Let’s start simple with a single node deployment, where all the components are in the same device. Then, we will separate the components and use multiple devices until we’re able to create multiple clusters.


  • Linux (Workers only)
  • Docker + Docker compose (Orchestrators only)
  • Cluster Orchestrator and Root Orchestrator machines must be mutually reachable.

1-DOC (1 Device, One Cluster)

In this example, we will use a single device to deploy all the components. This is not recommended for production environments, but it is pretty cool for home environments and development.

Deployment example with a single device


Let’s start the Root, the dashboard, and a cluster orchestrator on your machine.

curl -sfL | sh -

2) download, untar and install the node engine and network manager binaries

curl -sfL | sh -  

3) Configure the Network Manager by editing /etc/netmanager/netcfg.json as follows:

  "NodePublicAddress": "<IP ADDRESS OF THIS DEVICE>",
  "NodePublicPort": "<PORT REACHABLE FROM OUTSIDE, use 50103 as default>",
  "ClusterUrl": "localhost",
  "ClusterMqttPort": "10003"
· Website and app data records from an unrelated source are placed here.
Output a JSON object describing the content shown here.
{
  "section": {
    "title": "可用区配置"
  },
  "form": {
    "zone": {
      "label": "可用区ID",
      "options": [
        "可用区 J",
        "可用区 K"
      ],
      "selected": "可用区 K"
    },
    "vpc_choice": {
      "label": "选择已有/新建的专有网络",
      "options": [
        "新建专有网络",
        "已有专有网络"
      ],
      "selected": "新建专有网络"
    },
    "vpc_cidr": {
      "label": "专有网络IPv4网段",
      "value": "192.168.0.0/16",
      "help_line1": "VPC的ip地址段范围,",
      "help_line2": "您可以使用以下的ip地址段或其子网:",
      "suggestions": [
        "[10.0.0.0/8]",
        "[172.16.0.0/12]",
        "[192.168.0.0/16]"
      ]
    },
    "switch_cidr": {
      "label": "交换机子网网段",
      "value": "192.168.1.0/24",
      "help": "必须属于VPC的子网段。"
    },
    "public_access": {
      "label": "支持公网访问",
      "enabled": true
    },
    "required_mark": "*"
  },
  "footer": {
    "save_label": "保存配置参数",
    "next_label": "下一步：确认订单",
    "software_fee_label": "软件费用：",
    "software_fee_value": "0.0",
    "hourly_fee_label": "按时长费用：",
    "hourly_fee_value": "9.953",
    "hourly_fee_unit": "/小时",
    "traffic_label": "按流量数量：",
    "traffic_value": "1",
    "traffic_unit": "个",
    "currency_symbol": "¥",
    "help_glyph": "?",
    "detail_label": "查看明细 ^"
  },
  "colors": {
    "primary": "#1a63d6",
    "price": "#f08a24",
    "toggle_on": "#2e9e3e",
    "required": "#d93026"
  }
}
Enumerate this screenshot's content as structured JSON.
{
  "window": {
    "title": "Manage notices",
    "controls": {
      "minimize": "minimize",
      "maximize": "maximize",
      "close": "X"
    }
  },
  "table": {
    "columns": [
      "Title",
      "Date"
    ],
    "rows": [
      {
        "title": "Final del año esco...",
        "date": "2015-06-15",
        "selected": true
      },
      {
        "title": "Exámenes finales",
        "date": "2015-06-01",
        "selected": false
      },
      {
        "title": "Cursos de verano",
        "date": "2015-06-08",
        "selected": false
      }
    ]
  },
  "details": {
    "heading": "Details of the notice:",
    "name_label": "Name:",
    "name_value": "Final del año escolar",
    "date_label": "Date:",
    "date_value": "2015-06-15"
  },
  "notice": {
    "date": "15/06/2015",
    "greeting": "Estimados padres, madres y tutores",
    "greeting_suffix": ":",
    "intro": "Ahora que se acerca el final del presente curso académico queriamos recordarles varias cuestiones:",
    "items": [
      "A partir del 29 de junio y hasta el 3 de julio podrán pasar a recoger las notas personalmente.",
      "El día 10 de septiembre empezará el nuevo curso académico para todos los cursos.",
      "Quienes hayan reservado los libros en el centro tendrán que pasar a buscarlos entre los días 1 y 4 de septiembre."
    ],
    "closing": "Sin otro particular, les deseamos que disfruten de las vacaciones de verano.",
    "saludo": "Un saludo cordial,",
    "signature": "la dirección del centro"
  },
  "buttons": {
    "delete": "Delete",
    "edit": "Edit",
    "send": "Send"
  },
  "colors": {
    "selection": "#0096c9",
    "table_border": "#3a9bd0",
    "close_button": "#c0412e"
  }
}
4) start the NetManager on port 6000

sudo NetManager -p 6000 &

5) start the NodeEngine.

sudo NodeEngine -n 6000 -p 10100 -a <Cluster Orchestrator IP Address>

( you can use NodeEngine -h for further details )

If you see the NodeEngine reporting metrics to the Cluster…

🏆 Success!

✨🆕✨ If the worker node machine has KVM installed and it supports nested virtualization, you can add the flag -u=true to the NodeEngine startup command to enable Oakestra Unikernel deployment support for this machine.

M-DOC (M Devices, One Cluster)

The M-DOC deployment enables you to deploy One cluster with multiple worker nodes. The main difference between this deployment and 1-DOC is that the worker nodes might be external here, and there can be multiple of them.

The deployment of this kind of cluster is similar to 1-DOC. We first need to start the root and cluster orchestrator. Afterward, we can attach the worker nodes.

1) On the node you wish to use as a cluster and root orchestrator, execute steps 1-DOC.1.

2) Now, we need to prepare all the worker nodes. On each worker node, execute the following:

2.1) Downlaod and unpack both the NodeEngine and NetManager

curl -sfL | sh -  

2.2) Edit /etc/netmanager/netcfg.json accordingly:

  "NodePublicAddress": "<IP ADDRESS OF THIS DEVICE>",
  "NodePublicPort": "<PORT REACHABLE FROM OUTSIDE, internal port is always 50103>",
  "ClusterMqttPort": "10003"

2.3) Run the NetManager and the NodeEngine components:

sudo NetManager -p 6000 &
sudo NodeEngine -n 6000 -p 10100 -a <IP ADDRESS OF THE CLSUTER ORCHESTRATOR>

MDNC (M Devices, N Clusters)

This represents the most versatile deployment. You can split your resources into multiple clusters within different locations and with different resources. In this deployment, we need to deploy the Root and the Cluster orchestrator on different nodes. Each independent clsuter orchestrator represents a cluster of resources. The worker nodes attached to each cluster are aggregated and seen as a unique big resource from the point of view of the Root. This deployment isolates the resources from the root perspective and delegates the responsibility to the cluster orchestrator.

1) In this first step, we need to deploy the RootOrchestrator component on a Node. To do this, you need to clone the repository on the desired node, move to the root orchestrator folder, and execute the startup command.

git clone && cd oakestra

sudo -E docker-compose -f root_orchestrator/docker-compose.yml up

2) For each node that needs to host a cluster orchestrator, you need to: 2.1) Export the ENV variables needed to connect to the cluster orchestrator:

export CLUSTER_NAME=<choose a name for your cluster>
export CLUSTER_LOCATION=<choose a name for the cluster's location>

2.2) Clone the repo and run the cluster orchestrator:

git clone && cd oakestra

sudo -E docker-compose -f cluster_orchestrator/docker-compose.yml up

3) Start and configure each worker as described in M-DOC.2


You should have got the gist now, but if you want, you can build the infrastructure by composing the components like LEGO blocks. Do you want to give your Cluster Orchestrator computational capabilities for the deployment? Deploy there the NodeEngine+Netmanager components, and you’re done. You don’t want to use a separate node for the Root Orchestrator? Simply deploy it all together with a cluster orchestrator.